What is being asked:
Filter the entries and keep only the lines where the string "Alto" appears.

[Records provided — start]

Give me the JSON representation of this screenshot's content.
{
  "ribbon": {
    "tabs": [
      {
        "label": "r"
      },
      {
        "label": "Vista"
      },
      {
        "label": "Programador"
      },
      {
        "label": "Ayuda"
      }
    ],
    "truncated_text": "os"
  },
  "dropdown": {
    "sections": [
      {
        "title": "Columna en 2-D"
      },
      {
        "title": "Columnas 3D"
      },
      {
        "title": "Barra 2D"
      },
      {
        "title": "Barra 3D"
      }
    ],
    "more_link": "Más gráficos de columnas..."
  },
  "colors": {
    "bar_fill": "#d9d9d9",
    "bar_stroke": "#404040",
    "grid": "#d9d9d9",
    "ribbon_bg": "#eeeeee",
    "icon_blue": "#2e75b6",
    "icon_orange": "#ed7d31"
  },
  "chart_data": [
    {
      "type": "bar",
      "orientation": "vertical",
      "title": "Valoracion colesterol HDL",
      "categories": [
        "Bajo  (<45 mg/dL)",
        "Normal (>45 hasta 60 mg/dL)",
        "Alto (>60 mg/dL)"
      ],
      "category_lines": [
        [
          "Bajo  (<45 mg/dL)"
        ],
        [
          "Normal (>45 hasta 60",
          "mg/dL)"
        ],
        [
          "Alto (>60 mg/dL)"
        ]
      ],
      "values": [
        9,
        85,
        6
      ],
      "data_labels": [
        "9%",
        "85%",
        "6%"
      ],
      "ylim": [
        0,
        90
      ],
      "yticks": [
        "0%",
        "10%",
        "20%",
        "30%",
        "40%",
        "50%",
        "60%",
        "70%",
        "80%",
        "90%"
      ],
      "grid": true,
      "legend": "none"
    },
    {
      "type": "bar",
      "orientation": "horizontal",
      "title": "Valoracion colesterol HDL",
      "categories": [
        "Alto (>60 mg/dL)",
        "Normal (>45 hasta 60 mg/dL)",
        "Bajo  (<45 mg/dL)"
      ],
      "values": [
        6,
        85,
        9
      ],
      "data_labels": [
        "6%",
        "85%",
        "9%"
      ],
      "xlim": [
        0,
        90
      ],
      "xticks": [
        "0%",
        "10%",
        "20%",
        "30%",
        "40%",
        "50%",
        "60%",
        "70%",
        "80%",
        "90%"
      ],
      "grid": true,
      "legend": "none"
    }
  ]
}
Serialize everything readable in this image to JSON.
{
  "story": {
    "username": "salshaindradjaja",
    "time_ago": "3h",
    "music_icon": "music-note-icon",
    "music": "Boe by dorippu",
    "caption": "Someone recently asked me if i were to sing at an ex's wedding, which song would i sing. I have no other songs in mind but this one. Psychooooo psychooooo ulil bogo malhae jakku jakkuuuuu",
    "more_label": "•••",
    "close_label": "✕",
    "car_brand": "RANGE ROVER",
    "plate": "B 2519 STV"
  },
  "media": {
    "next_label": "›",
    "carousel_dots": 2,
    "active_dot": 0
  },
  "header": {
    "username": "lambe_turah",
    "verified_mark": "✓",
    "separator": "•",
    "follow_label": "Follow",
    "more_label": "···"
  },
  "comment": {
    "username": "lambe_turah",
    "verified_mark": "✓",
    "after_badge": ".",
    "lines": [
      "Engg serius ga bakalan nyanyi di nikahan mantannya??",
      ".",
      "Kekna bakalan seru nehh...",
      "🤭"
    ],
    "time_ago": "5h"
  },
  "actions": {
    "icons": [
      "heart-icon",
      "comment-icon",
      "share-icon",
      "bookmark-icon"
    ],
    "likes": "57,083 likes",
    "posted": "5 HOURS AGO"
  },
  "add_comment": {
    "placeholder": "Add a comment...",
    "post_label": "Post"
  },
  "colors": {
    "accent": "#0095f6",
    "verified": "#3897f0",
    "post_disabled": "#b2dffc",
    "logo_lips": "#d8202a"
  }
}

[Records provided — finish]

Problem solution:
        "Alto (>60 mg/dL)"
          "Alto (>60 mg/dL)"
        "Alto (>60 mg/dL)",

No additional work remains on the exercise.